+++ Excerpted data

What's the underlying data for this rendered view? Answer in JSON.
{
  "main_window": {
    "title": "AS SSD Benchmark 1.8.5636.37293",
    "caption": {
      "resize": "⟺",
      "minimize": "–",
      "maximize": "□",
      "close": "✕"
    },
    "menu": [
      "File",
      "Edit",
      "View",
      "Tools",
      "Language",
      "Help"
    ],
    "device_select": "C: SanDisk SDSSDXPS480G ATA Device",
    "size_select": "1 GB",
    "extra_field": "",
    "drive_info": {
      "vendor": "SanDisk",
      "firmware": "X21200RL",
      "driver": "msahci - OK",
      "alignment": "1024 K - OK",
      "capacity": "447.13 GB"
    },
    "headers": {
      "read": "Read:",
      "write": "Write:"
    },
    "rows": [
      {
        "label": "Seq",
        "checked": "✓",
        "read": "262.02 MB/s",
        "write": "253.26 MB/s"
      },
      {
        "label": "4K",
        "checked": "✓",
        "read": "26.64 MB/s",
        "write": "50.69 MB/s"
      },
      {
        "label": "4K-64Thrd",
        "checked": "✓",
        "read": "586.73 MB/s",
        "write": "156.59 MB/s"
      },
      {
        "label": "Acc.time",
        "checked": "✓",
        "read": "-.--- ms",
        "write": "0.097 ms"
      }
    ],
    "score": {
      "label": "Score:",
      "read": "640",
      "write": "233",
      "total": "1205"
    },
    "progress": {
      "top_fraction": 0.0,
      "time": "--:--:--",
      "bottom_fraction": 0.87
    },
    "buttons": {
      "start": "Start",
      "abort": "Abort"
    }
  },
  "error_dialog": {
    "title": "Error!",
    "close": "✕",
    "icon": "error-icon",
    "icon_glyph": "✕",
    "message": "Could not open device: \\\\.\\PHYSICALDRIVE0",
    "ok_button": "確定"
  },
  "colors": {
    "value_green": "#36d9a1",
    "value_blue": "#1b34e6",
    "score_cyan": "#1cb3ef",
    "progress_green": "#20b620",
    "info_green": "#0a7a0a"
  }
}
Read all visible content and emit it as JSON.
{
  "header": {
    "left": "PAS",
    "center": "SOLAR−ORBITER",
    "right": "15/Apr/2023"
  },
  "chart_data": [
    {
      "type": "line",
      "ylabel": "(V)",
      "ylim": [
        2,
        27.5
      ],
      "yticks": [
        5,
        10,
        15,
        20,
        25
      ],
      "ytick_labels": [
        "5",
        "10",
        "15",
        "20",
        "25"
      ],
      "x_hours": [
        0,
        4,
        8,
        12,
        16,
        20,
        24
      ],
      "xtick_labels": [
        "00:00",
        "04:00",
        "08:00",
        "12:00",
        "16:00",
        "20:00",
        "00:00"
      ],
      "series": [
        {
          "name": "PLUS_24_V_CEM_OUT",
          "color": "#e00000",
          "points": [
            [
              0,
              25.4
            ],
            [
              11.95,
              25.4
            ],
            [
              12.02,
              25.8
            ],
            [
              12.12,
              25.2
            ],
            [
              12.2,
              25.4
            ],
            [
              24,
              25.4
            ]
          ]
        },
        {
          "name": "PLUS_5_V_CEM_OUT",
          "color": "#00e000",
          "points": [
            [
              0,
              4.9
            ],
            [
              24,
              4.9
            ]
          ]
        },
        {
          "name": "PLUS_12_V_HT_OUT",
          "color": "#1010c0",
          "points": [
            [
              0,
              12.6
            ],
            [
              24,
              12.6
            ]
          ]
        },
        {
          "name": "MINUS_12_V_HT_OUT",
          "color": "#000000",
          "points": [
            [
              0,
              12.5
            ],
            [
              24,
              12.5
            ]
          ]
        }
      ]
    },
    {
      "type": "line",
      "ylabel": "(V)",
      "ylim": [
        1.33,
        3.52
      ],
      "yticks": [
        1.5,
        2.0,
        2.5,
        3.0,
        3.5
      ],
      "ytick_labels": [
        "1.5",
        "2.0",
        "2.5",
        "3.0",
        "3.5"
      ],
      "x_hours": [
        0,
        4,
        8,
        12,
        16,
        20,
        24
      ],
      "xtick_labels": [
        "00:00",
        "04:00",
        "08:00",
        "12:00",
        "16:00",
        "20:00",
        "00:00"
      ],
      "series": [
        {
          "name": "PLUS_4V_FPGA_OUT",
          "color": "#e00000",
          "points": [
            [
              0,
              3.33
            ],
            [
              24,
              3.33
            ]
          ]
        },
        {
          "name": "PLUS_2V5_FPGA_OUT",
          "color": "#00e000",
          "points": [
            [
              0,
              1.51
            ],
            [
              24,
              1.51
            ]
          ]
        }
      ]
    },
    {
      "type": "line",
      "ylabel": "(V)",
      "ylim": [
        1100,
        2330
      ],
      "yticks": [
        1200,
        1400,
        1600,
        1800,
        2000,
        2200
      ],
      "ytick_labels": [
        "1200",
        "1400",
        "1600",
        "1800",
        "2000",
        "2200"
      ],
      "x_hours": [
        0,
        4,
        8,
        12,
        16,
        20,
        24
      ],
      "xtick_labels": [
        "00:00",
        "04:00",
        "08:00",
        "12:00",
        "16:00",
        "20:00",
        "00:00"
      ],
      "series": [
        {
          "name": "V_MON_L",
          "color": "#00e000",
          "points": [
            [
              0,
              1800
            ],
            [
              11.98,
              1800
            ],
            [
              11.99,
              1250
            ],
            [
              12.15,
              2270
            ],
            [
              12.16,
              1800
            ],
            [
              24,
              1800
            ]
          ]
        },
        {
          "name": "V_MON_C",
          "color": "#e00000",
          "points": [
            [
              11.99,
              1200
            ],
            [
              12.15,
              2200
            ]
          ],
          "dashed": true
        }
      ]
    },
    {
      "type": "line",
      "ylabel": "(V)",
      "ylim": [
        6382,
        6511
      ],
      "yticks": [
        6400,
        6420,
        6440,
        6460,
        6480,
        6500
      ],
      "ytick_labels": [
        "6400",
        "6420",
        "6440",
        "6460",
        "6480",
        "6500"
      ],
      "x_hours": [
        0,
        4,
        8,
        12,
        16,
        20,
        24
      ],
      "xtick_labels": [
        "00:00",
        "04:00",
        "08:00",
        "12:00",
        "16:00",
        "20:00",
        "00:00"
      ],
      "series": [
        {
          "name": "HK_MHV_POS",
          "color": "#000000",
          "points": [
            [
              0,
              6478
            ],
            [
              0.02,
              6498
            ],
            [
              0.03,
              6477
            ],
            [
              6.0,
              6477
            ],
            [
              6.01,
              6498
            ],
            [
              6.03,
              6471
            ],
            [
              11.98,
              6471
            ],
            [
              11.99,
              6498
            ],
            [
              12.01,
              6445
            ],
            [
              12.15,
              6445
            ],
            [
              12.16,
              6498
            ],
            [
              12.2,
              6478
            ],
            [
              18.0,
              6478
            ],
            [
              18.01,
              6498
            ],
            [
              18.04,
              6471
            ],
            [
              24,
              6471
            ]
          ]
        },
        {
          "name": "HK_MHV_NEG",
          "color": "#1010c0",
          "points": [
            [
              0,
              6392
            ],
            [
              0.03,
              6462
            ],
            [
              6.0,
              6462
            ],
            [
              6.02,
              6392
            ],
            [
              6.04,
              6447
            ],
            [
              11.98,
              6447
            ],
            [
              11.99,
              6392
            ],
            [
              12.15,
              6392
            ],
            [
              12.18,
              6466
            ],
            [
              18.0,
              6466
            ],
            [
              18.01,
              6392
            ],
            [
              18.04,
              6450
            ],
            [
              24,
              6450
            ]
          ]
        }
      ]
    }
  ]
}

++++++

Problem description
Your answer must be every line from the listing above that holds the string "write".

Answer space
      "write": "Write:"
        "write": "253.26 MB/s"
        "write": "50.69 MB/s"
        "write": "156.59 MB/s"
        "write": "0.097 ms"
      "write": "233",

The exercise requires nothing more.